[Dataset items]
--------

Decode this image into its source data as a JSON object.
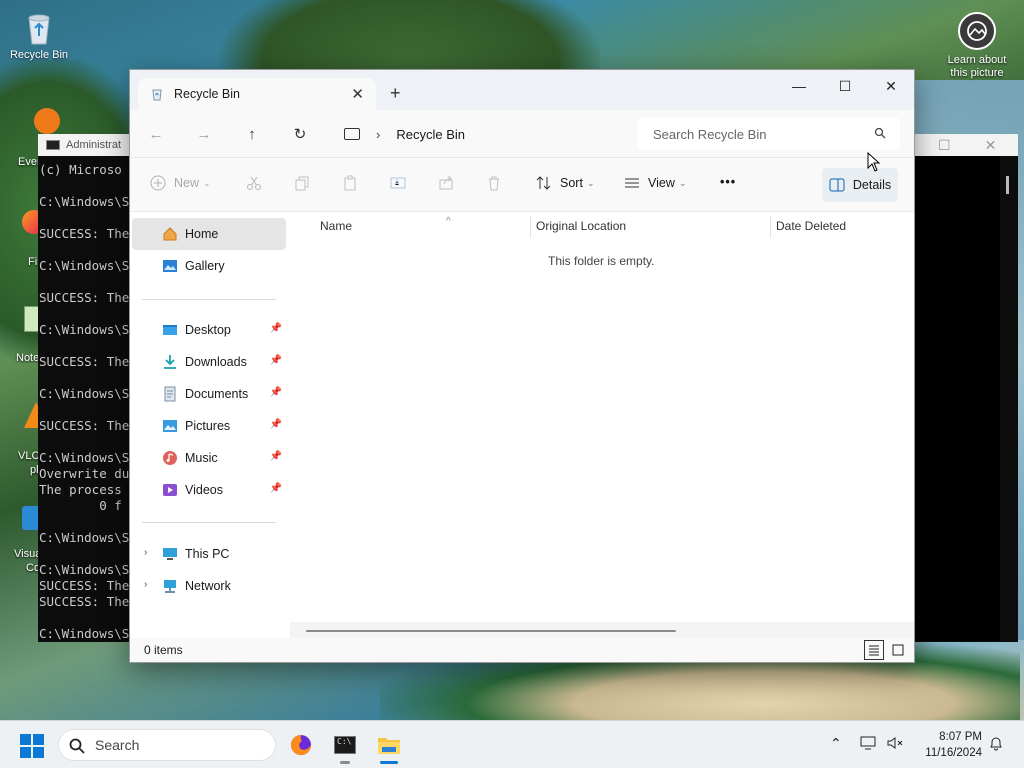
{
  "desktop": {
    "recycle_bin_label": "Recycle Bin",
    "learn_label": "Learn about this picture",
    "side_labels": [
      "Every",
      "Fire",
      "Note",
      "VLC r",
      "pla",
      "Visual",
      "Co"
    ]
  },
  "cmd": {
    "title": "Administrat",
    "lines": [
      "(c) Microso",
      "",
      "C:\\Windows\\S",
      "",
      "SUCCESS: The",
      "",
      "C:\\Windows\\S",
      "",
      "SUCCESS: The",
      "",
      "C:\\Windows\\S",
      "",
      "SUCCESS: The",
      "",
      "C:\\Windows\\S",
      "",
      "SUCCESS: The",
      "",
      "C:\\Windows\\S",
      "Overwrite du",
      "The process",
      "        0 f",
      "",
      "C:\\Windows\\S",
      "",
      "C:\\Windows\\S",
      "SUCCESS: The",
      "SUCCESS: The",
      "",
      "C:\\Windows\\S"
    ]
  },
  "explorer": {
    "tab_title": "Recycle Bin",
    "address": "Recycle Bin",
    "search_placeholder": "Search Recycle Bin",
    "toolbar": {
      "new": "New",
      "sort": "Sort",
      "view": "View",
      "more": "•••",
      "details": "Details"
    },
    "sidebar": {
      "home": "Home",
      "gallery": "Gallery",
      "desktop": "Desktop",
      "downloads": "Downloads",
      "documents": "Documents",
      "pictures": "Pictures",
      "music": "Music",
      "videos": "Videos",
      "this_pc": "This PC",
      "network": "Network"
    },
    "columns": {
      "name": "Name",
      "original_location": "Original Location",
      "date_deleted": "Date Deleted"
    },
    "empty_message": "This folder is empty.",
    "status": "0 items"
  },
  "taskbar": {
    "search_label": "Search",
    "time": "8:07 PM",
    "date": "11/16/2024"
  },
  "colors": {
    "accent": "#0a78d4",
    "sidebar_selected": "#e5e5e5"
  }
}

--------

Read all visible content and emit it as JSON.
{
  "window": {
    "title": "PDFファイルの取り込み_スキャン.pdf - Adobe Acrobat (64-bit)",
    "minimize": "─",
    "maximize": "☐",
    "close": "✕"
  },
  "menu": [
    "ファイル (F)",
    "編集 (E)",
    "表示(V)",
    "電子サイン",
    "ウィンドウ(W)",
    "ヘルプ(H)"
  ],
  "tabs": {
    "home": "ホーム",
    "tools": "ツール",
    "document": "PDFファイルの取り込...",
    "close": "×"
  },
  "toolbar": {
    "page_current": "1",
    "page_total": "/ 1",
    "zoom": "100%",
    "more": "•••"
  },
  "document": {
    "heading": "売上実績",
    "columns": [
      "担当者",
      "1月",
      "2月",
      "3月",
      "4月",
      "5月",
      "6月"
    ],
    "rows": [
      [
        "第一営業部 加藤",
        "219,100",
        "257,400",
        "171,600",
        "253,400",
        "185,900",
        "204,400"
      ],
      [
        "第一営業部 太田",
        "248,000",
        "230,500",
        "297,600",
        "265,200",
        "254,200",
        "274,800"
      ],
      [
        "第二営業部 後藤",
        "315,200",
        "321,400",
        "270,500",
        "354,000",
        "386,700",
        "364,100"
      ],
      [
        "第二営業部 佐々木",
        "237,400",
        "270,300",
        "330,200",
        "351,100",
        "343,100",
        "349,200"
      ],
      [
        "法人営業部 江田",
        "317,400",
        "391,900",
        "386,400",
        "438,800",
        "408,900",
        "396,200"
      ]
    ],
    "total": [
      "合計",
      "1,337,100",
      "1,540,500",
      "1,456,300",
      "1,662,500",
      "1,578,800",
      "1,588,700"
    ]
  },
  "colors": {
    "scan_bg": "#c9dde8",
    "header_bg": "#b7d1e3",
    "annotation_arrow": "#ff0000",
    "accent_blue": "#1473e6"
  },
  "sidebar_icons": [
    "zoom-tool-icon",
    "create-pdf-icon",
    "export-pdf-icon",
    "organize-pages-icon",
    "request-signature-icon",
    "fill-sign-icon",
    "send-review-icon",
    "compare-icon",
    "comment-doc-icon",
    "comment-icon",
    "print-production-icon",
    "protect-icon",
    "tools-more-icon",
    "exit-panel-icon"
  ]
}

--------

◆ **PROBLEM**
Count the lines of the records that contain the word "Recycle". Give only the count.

◆ **EXERCISE SOLUTION**
4